**EXERCISE DETAILS:**
Among the records below, how many lines contain the word "this"? The answer is a single number.

**Dataset items:**
⟨
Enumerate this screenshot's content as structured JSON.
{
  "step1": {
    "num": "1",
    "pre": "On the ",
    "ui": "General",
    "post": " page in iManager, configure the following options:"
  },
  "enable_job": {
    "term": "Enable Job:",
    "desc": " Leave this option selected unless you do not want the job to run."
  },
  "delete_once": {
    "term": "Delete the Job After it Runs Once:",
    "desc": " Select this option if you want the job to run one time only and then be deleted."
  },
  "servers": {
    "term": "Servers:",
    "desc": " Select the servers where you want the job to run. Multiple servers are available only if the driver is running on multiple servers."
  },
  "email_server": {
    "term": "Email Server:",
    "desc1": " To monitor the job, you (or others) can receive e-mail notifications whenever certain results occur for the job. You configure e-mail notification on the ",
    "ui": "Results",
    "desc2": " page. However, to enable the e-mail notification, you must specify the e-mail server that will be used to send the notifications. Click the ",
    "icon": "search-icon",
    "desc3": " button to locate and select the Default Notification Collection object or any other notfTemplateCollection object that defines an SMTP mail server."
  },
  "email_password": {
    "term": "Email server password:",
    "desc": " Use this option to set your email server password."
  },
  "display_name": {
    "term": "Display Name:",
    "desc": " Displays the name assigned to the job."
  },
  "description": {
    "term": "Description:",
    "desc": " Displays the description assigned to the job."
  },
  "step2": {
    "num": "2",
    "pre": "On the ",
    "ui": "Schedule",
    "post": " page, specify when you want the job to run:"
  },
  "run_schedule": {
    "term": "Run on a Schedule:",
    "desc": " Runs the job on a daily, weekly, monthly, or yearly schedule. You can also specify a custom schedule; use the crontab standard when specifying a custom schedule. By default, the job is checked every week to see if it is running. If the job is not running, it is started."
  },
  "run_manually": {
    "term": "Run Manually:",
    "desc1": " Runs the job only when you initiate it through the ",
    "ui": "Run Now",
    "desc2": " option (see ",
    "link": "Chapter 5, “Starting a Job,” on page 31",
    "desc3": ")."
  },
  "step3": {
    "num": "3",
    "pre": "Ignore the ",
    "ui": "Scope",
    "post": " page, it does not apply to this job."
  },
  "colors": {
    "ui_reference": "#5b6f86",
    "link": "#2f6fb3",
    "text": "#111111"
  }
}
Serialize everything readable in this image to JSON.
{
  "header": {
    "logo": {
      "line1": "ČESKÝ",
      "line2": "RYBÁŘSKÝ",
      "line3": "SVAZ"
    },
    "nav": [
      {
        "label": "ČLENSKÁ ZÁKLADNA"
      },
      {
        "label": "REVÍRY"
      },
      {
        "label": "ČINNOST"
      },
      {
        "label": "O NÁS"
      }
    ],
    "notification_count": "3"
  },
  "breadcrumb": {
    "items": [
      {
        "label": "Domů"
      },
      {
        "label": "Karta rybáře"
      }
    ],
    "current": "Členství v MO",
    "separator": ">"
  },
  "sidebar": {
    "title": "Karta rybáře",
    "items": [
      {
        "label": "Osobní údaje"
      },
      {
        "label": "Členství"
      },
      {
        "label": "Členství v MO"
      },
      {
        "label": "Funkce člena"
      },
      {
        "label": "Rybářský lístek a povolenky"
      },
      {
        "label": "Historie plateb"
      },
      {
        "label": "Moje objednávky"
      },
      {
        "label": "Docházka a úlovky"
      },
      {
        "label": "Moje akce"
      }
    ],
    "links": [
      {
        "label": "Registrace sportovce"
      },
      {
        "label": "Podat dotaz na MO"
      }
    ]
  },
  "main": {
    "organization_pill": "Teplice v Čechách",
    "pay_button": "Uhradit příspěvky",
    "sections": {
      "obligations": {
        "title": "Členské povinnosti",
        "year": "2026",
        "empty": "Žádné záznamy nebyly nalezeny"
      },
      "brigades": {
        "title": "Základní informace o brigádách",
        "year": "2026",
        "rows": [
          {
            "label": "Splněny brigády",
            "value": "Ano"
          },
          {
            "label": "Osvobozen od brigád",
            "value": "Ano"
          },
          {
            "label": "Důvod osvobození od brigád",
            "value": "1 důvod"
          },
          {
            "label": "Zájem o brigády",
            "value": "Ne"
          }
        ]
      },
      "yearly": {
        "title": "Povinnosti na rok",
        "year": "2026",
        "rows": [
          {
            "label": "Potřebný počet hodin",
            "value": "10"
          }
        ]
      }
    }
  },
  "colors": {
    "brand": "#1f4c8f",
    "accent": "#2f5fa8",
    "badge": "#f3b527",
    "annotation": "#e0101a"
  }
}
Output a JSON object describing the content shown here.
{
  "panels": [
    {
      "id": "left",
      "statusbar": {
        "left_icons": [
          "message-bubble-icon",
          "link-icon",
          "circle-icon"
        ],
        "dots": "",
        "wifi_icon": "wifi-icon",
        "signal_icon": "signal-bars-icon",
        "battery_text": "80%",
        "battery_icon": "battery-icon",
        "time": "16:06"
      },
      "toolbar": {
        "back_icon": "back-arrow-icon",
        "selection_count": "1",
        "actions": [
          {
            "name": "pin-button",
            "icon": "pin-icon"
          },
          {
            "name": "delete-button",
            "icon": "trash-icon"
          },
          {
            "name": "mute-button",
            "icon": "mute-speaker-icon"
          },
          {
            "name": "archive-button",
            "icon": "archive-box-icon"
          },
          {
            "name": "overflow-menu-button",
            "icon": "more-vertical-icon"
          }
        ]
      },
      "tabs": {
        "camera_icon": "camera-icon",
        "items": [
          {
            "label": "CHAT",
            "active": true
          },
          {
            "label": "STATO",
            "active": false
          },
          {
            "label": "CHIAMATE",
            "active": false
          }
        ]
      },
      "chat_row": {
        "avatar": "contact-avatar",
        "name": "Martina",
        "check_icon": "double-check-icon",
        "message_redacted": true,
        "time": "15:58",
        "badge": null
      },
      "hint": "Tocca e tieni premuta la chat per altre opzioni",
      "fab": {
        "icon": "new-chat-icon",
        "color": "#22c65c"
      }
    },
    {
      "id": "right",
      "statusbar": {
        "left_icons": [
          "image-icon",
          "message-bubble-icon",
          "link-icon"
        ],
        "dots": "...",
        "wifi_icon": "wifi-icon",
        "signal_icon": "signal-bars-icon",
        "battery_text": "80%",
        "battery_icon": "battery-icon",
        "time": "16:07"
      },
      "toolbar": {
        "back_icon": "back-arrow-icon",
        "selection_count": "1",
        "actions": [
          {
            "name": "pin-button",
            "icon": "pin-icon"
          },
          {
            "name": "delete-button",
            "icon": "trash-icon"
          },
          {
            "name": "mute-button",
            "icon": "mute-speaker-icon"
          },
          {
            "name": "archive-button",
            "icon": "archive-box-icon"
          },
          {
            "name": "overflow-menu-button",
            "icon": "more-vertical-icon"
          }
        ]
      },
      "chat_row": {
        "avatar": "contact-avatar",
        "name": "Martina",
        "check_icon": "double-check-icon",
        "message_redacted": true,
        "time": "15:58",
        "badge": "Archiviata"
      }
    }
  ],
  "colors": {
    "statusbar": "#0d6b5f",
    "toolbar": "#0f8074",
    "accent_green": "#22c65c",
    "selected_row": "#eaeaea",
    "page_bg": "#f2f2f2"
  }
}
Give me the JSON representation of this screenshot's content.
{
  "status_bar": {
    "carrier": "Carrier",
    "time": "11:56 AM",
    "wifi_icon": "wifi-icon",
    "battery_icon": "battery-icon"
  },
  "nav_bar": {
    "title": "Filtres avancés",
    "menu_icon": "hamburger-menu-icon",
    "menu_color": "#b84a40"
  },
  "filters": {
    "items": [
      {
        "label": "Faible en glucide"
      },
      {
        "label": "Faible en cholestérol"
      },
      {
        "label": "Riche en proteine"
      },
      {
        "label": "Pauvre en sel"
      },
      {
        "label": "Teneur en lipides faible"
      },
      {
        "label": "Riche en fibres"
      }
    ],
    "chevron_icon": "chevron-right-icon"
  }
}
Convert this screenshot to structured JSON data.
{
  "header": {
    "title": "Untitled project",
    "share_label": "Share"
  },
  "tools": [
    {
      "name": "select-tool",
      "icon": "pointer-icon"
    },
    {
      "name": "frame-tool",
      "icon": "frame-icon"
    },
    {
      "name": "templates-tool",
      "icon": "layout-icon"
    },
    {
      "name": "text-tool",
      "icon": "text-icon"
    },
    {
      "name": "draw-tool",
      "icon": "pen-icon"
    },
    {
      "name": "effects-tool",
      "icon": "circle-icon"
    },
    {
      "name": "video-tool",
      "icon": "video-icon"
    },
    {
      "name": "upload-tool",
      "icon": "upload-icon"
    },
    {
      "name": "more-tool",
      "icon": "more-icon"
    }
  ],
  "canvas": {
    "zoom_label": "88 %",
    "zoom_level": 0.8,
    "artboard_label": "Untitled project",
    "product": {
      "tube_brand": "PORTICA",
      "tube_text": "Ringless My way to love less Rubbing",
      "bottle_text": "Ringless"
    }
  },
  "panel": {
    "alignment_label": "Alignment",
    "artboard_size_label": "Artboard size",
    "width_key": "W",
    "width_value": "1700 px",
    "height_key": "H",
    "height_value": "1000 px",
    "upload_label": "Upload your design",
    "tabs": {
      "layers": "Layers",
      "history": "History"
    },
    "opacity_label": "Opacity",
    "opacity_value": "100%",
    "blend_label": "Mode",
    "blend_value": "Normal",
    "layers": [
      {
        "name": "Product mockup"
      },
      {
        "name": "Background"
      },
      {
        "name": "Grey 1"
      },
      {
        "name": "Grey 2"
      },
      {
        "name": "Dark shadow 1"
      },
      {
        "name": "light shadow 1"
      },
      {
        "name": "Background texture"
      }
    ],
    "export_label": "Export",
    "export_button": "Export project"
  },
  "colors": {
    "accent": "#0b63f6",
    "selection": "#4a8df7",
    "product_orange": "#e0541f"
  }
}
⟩
**RESPONSE BOX:**
8